» The task
Nothing but a number should be given: how many lines of the records include "state"?

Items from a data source
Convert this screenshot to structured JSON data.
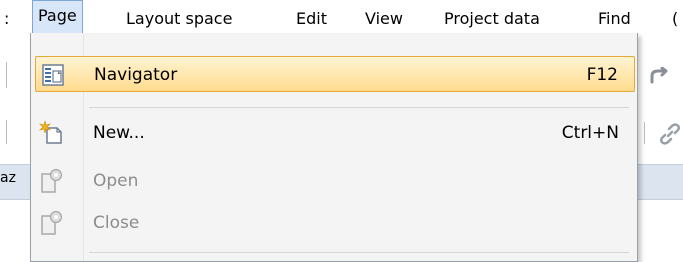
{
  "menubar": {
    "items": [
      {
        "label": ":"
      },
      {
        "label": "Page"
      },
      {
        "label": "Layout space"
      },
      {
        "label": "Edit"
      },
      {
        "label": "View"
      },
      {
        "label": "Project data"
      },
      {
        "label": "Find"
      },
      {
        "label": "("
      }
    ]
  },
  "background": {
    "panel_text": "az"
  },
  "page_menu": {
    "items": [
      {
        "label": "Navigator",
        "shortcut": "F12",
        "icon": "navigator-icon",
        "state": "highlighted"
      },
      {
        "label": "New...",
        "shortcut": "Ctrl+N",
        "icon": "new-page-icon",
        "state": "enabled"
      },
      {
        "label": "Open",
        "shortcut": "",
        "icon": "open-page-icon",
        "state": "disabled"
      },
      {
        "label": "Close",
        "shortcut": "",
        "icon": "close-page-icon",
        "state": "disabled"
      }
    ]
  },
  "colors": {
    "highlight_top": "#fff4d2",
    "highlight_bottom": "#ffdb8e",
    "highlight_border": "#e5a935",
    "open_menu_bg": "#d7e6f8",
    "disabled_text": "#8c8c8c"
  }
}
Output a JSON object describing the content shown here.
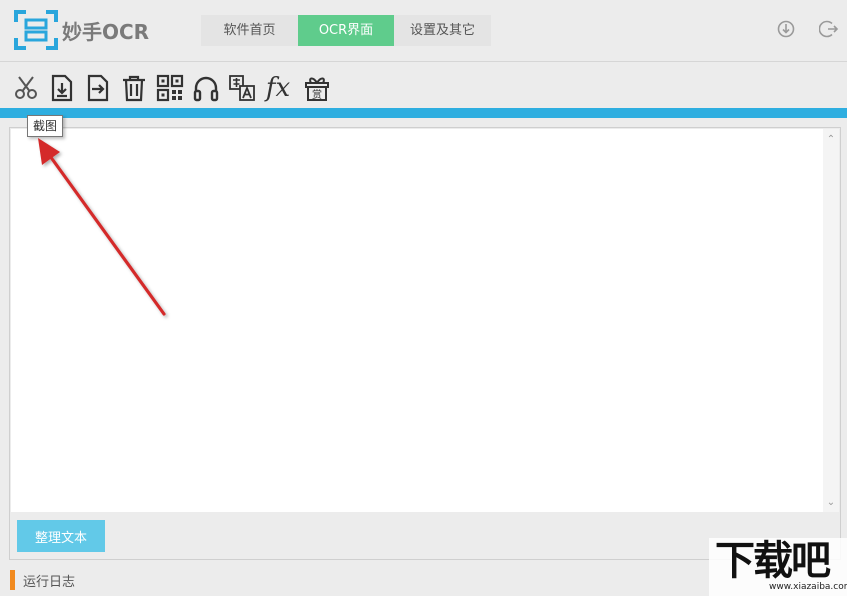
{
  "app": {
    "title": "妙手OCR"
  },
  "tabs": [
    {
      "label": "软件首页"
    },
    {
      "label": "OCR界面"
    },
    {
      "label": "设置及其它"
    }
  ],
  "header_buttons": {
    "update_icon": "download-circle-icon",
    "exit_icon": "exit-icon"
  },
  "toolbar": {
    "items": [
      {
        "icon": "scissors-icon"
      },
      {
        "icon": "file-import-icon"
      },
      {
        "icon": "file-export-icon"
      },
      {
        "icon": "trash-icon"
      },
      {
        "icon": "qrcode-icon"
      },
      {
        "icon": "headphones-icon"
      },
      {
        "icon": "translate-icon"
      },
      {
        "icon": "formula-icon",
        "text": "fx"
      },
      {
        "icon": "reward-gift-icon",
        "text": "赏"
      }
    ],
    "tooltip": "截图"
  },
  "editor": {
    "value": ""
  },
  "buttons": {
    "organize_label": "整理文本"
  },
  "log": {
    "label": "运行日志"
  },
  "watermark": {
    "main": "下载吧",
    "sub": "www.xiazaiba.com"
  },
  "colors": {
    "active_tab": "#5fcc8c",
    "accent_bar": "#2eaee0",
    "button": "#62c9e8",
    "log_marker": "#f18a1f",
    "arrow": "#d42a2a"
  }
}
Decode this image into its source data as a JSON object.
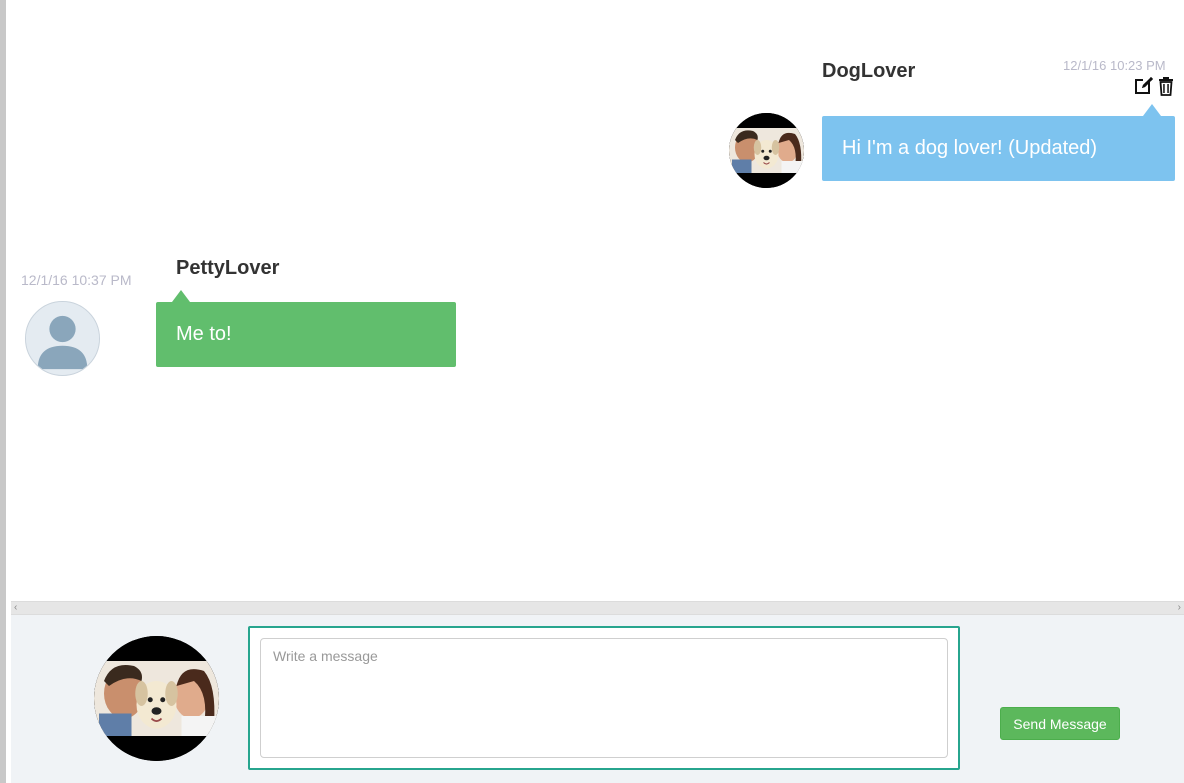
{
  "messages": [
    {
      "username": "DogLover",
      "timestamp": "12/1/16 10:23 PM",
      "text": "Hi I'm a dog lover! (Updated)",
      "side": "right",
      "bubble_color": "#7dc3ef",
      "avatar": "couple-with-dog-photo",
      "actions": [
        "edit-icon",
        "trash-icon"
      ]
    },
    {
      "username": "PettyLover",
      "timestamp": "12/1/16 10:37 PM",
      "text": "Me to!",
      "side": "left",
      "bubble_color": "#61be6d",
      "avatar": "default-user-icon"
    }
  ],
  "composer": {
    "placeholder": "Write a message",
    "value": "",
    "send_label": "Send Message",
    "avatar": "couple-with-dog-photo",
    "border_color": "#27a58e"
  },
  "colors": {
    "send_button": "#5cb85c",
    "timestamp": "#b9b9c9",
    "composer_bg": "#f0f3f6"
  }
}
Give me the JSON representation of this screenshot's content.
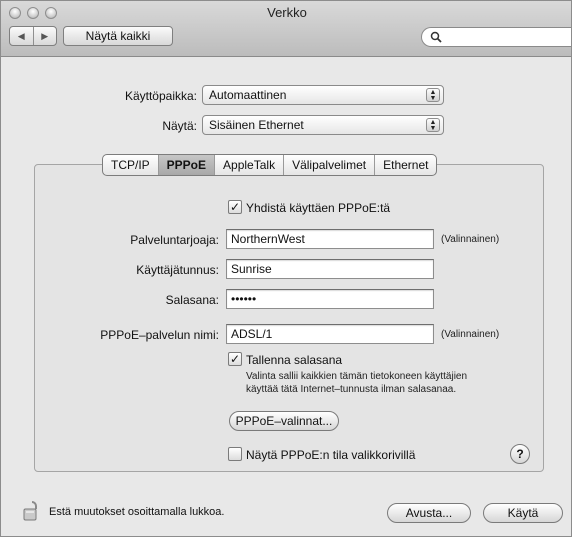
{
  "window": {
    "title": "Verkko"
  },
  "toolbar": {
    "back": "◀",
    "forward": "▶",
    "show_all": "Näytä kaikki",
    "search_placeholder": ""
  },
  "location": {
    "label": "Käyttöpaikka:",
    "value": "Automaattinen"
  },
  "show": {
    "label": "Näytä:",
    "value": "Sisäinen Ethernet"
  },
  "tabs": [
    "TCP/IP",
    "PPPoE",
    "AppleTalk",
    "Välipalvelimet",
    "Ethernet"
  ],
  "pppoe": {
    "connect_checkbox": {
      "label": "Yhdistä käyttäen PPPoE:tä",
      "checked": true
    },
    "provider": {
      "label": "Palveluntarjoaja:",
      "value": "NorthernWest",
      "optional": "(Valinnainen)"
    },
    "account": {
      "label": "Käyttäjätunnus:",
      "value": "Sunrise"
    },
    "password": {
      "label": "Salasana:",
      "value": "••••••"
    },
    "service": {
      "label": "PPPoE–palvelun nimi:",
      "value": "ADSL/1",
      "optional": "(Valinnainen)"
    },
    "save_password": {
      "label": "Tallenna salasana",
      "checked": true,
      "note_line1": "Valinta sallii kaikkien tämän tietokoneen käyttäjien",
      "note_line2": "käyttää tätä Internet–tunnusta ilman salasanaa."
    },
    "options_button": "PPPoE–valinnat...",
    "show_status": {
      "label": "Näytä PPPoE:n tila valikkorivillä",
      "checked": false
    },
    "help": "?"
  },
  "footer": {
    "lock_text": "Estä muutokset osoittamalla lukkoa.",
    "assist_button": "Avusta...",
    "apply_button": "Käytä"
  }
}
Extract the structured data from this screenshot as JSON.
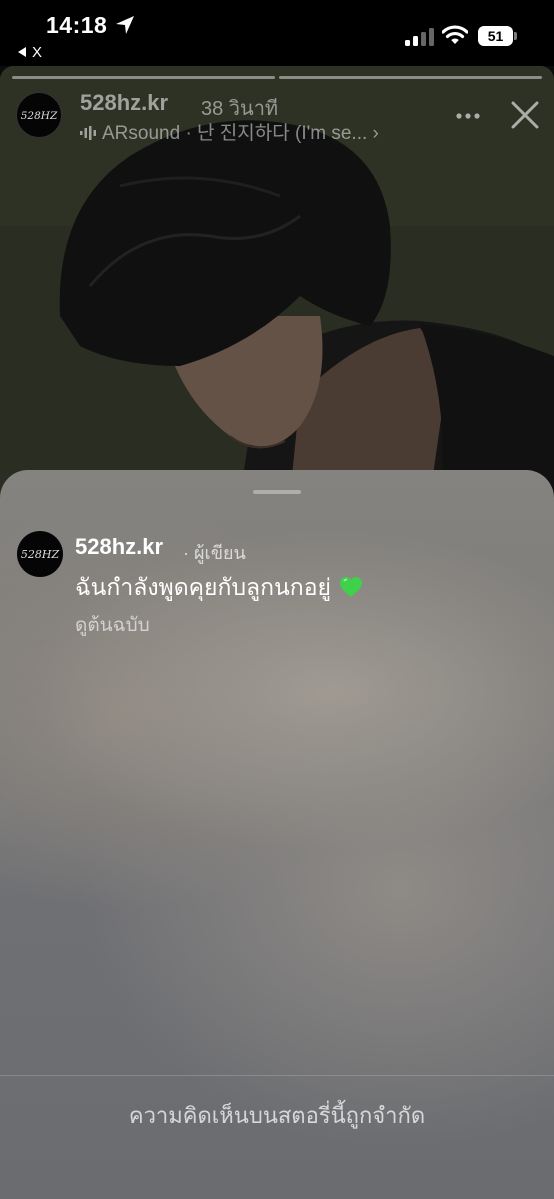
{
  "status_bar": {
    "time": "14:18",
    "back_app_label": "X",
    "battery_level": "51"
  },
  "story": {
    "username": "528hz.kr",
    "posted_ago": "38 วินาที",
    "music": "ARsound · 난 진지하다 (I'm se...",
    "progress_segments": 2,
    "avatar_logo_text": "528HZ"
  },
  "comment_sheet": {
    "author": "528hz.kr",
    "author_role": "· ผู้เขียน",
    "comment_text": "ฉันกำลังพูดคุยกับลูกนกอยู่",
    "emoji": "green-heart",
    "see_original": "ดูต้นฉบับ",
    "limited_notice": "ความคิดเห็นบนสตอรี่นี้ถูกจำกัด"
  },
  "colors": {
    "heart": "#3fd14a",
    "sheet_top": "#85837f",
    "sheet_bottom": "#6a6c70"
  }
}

» Written reply
4